Course of Second Carnatic War
- Coincidence: The death of Nizam-ul-Mulk, the founder of Independent Hyderabad and the release of the Chanda Sahib, the son-in-law of Dost Ali, the Nawab of Carnatic, by the Marathas coincided.
- Battle for the Post of Nizam of Hyderabad: For the throne of Nawab, there were following two contestants-
- Nasir Jang, the son of the Nizam: He laid the claim to the throne as he was the successor of Nizam.
- Muzaffar Jang, the grandson of the Nawab: He laid claim to the throne saying that the Mughal Emperor had appointed him as the governor of Hyderabad.
- Contestant for the post of Nawab of Carnatic: Nawabship of the Carnatic was a subsidiary post officially dependent on the Nizam, for which there were the following two contestants-
- Anwar-ud-Din: he had only been appointed Nawab of the Carnatic in 1743 which was resented by Chanda Sahib.
- Chanda Sahib: He was the son-in-law of a previous Nawab of the Carnatic, Dost Ali (1732-39).

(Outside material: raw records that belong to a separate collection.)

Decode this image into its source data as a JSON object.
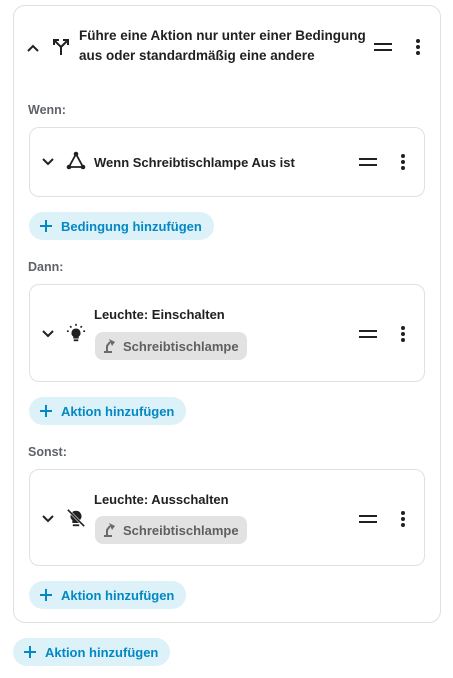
{
  "block": {
    "title": "Führe eine Aktion nur unter einer Bedingung aus oder standardmäßig eine andere",
    "icon": "choose-arrows-icon"
  },
  "sections": {
    "if_label": "Wenn:",
    "then_label": "Dann:",
    "else_label": "Sonst:"
  },
  "condition": {
    "title": "Wenn Schreibtischlampe Aus ist",
    "icon": "state-graph-icon"
  },
  "then_action": {
    "title": "Leuchte: Einschalten",
    "icon": "bulb-on-icon",
    "target": "Schreibtischlampe",
    "target_icon": "desk-lamp-icon"
  },
  "else_action": {
    "title": "Leuchte: Ausschalten",
    "icon": "bulb-off-icon",
    "target": "Schreibtischlampe",
    "target_icon": "desk-lamp-icon"
  },
  "buttons": {
    "add_condition": "Bedingung hinzufügen",
    "add_action_then": "Aktion hinzufügen",
    "add_action_else": "Aktion hinzufügen",
    "add_action_root": "Aktion hinzufügen"
  },
  "colors": {
    "accent": "#0288c4",
    "accent_bg": "#ddf1f8",
    "chip_bg": "#e2e2e2"
  }
}
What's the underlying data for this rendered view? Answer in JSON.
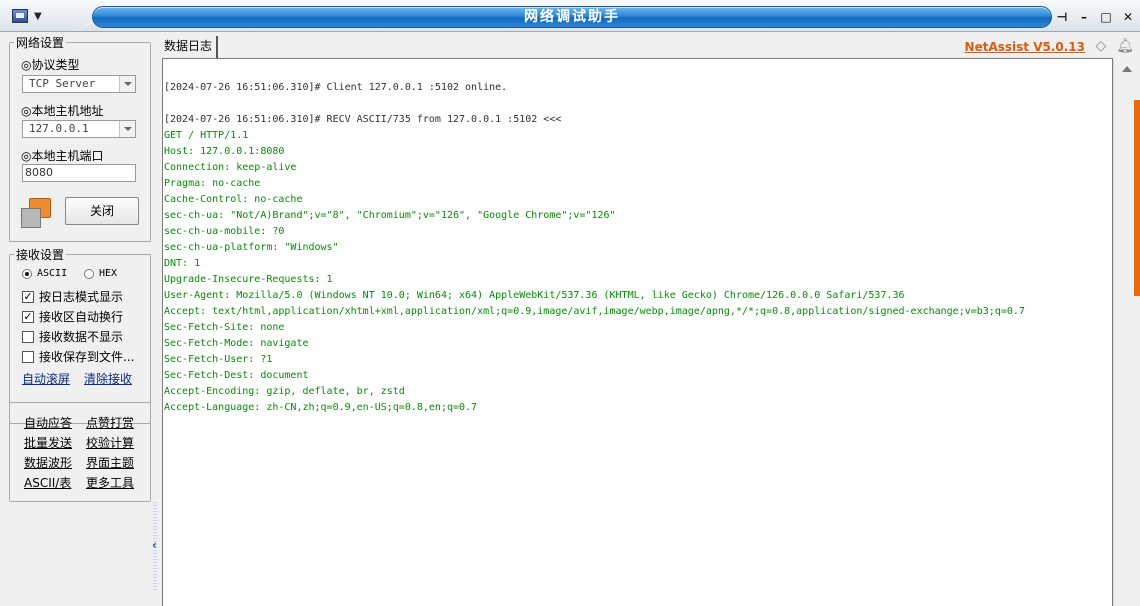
{
  "window": {
    "title": "网络调试助手"
  },
  "net_settings": {
    "legend": "网络设置",
    "protocol_label": "◎协议类型",
    "protocol_value": "TCP Server",
    "host_label": "◎本地主机地址",
    "host_value": "127.0.0.1",
    "port_label": "◎本地主机端口",
    "port_value": "8080",
    "close_button": "关闭"
  },
  "recv_settings": {
    "legend": "接收设置",
    "radio_ascii": "ASCII",
    "radio_hex": "HEX",
    "selected": "ASCII",
    "checks": [
      {
        "label": "按日志模式显示",
        "checked": true
      },
      {
        "label": "接收区自动换行",
        "checked": true
      },
      {
        "label": "接收数据不显示",
        "checked": false
      },
      {
        "label": "接收保存到文件...",
        "checked": false
      }
    ],
    "link_auto_scroll": "自动滚屏",
    "link_clear": "清除接收"
  },
  "tools": {
    "items": [
      "自动应答",
      "点赞打赏",
      "批量发送",
      "校验计算",
      "数据波形",
      "界面主题",
      "ASCII/表",
      "更多工具"
    ]
  },
  "tab": {
    "label": "数据日志"
  },
  "brand": {
    "label": "NetAssist V5.0.13",
    "color": "#e05a0c"
  },
  "log": {
    "lines": [
      {
        "kind": "sys",
        "text": "[2024-07-26 16:51:06.310]# Client 127.0.0.1 :5102 online."
      },
      {
        "kind": "sys",
        "text": "[2024-07-26 16:51:06.310]# RECV ASCII/735 from 127.0.0.1 :5102 <<<"
      },
      {
        "kind": "recv",
        "text": "GET / HTTP/1.1"
      },
      {
        "kind": "recv",
        "text": "Host: 127.0.0.1:8080"
      },
      {
        "kind": "recv",
        "text": "Connection: keep-alive"
      },
      {
        "kind": "recv",
        "text": "Pragma: no-cache"
      },
      {
        "kind": "recv",
        "text": "Cache-Control: no-cache"
      },
      {
        "kind": "recv",
        "text": "sec-ch-ua: \"Not/A)Brand\";v=\"8\", \"Chromium\";v=\"126\", \"Google Chrome\";v=\"126\""
      },
      {
        "kind": "recv",
        "text": "sec-ch-ua-mobile: ?0"
      },
      {
        "kind": "recv",
        "text": "sec-ch-ua-platform: \"Windows\""
      },
      {
        "kind": "recv",
        "text": "DNT: 1"
      },
      {
        "kind": "recv",
        "text": "Upgrade-Insecure-Requests: 1"
      },
      {
        "kind": "recv",
        "text": "User-Agent: Mozilla/5.0 (Windows NT 10.0; Win64; x64) AppleWebKit/537.36 (KHTML, like Gecko) Chrome/126.0.0.0 Safari/537.36"
      },
      {
        "kind": "recv",
        "text": "Accept: text/html,application/xhtml+xml,application/xml;q=0.9,image/avif,image/webp,image/apng,*/*;q=0.8,application/signed-exchange;v=b3;q=0.7"
      },
      {
        "kind": "recv",
        "text": "Sec-Fetch-Site: none"
      },
      {
        "kind": "recv",
        "text": "Sec-Fetch-Mode: navigate"
      },
      {
        "kind": "recv",
        "text": "Sec-Fetch-User: ?1"
      },
      {
        "kind": "recv",
        "text": "Sec-Fetch-Dest: document"
      },
      {
        "kind": "recv",
        "text": "Accept-Encoding: gzip, deflate, br, zstd"
      },
      {
        "kind": "recv",
        "text": "Accept-Language: zh-CN,zh;q=0.9,en-US;q=0.8,en;q=0.7"
      }
    ]
  }
}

- European Support: The French, led by Dupleix supported the claims of Muzaffar Jang (Deccan) and Chanda Sahib (Carnatic), while the English sided with Nasir Jang (Decan) and Anwar-ud-din (Carnatic).
- Battle of Ambur: French allied with the combined armies of Muzaffar Jung and Chanda Sahib and killed Anwar- ud-din at the Battle of Ambur (near Vellore) in 1749.
- Muzaffar Jung was made Nizam of Hyderabad and subahdar of Deccan.
- Dupleix was appointed governor of all the Mughal territories to the south of the River Krishna.
- After Anwaruddin Khan’s death, his son Muhammad Ali fled to Trichy. Chanda Sahib was proclaimed the Nawab of the Carnatic.
- Battle of Arcot: Britishers failed to provide adequate support to Muhammad Ali at Trichinopoly. Now, Robert Clive (Led Britishers) planned a surprise attack on Arcot(the capital of the Carnatic) to divert the pressure from Trichinopoly.
- After several battles, Chanda Sahib was killed and Muhammad Ali was made Nawab of the Carnatic.
- Through this surprise raid, the British won over the French and Chanda Sahib.
Outcome of Second Carnatic War
- French Influence over Nizam: Muzaffar Jung was killed a couple of months later and the French installed Muzaffar’s uncle Salabat Jung as the new Nizam of Hyderabad.
- British Influence over Carnatic: British supported Muhammad Ali became the Nawab of Carnatic.
- Decline of French Power: due to the heavy financial losses that Dupleix’s policy involved, the French authorities decided to recall him in 1754.
- Charles Robert Godeheu was made the new French Governor-General in India who adopted the policy of negotiations and signed the Treaty of Pondicherry with Britishers.
- Treaty of Pondicherry: the English and the French agreed not to interfere in the quarrels of native princes. Each party was left in possession of the territories actually occupied by them at the time of the treaty
- India Rulers became Client of European Powers: Muhammad Ali in the Carnatic and Salabat Jang in Hyderabad became clients rather than patrons.